"I knew I would have to work hard, and I was ready to do that," she said.
Her father wrote her letters often, encouraging her to continue to give her best efforts. Sometimes, his letters were addressed with just his last name. Other times, he included his rank on the return address.
"He would address letters from Command Sgt. Maj. Dunkelberger," she recalled. "When the drill sergeants would get my letters they would say 'oh, you think you're special because you're a command sergeant major's daughter? Do 50 push-ups!'"
"I think a lot of people expected that because my father is higher ranking I would expect to be treated differently," Gifford said. "I definitely do not. I take pride in earning that respect on my own."
Throughout AIT, she continued to strive for excellence.

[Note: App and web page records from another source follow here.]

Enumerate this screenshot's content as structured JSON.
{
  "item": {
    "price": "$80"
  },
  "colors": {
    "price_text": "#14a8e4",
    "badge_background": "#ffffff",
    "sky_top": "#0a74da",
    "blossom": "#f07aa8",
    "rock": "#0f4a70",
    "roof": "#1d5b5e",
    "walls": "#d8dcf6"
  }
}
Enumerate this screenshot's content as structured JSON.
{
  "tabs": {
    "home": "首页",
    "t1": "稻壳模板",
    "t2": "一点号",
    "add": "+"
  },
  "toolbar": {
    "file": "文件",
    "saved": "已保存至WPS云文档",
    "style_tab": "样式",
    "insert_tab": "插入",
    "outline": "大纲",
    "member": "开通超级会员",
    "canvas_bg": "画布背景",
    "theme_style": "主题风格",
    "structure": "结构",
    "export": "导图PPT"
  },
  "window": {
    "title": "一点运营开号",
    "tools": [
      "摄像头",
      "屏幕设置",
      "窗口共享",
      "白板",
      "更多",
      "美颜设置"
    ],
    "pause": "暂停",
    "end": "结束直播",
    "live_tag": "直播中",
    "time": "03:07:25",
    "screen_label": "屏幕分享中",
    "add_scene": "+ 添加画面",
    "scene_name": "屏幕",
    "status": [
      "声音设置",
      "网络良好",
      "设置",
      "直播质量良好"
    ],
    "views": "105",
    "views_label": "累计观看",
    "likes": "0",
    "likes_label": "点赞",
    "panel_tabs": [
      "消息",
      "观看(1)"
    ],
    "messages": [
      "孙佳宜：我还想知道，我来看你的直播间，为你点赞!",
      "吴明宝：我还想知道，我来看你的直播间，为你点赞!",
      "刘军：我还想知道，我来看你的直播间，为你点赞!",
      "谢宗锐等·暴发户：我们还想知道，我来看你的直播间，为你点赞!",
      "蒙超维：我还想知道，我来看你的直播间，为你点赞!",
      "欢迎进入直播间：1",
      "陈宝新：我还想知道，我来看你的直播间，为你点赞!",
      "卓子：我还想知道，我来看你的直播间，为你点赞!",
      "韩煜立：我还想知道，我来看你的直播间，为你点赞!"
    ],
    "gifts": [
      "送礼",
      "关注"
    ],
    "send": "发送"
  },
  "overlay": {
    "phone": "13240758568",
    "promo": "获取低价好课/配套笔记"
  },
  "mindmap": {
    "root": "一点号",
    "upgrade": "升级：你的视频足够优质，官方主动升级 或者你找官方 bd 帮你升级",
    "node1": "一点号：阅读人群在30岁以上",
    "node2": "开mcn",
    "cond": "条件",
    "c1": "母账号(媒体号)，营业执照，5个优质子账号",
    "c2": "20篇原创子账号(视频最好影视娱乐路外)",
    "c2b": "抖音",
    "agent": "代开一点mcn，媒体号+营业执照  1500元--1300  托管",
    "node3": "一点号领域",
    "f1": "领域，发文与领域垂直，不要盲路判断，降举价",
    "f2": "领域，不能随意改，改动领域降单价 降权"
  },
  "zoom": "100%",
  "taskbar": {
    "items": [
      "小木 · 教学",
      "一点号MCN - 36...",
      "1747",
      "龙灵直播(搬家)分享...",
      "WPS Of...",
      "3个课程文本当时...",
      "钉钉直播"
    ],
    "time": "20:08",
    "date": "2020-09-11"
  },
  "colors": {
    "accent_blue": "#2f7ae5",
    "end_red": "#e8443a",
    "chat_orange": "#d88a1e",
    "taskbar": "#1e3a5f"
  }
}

She spent long hours studying, and she took her coursework very seriously.
"I've always been very driven," Gifford said. "Knowing that I would be taking care of other people made me want to work that much harder."
Within a unit, Gifford said, everyone's job is important. Soldiers rely upon their fellow servicemen and women to do their job well. This was especially important as she deployed with her unit for the first time in 2009.
"On our forward operating base, I was the only female medic," Gifford said. "We were with Special Forces and the military police and one infantry company. Whenever they had missions that involved female detainees or civilians, they always took me."
"Sometimes I would have two or three missions a day between all of the units, but I really liked it. I got to deal with children and families. I really got to see a very different culture close up, and it was a real eye-opener."
Although her job often put her in the center of the action, Gifford said she tried not to think about the danger involved, but rather to focus on doing her job -- caring for her platoon members.
"I knew when I was deployed the danger could come from anywhere. We never thought about who was closer to the action. In my platoon, I always knew they were going to take care of me and I was going to take care of them."
Here on Fort Drum, Gifford takes care of Family Members at Guthrie Clinic.
"It's definitely different than caring for Soldiers in a combat situation, but it's just as important to me to take care of their Families," she said. "I also love seeing the kids that come in."
Gifford said she is extremely proud of the work her father has done to train young Soldiers for leadership positions.
She said it is her hope that she, too, can train her Soldiers to be strong individuals who care about one another and about their patients.
"I always teach my Soldiers to treat every patient like they are your Family," she said. "Treat them the way you would want your Family to be treated.
"Be fair, and take care of everyone, because you never know when they will be taking care of you -- that's something I live by, and a message I want to pass on to my son."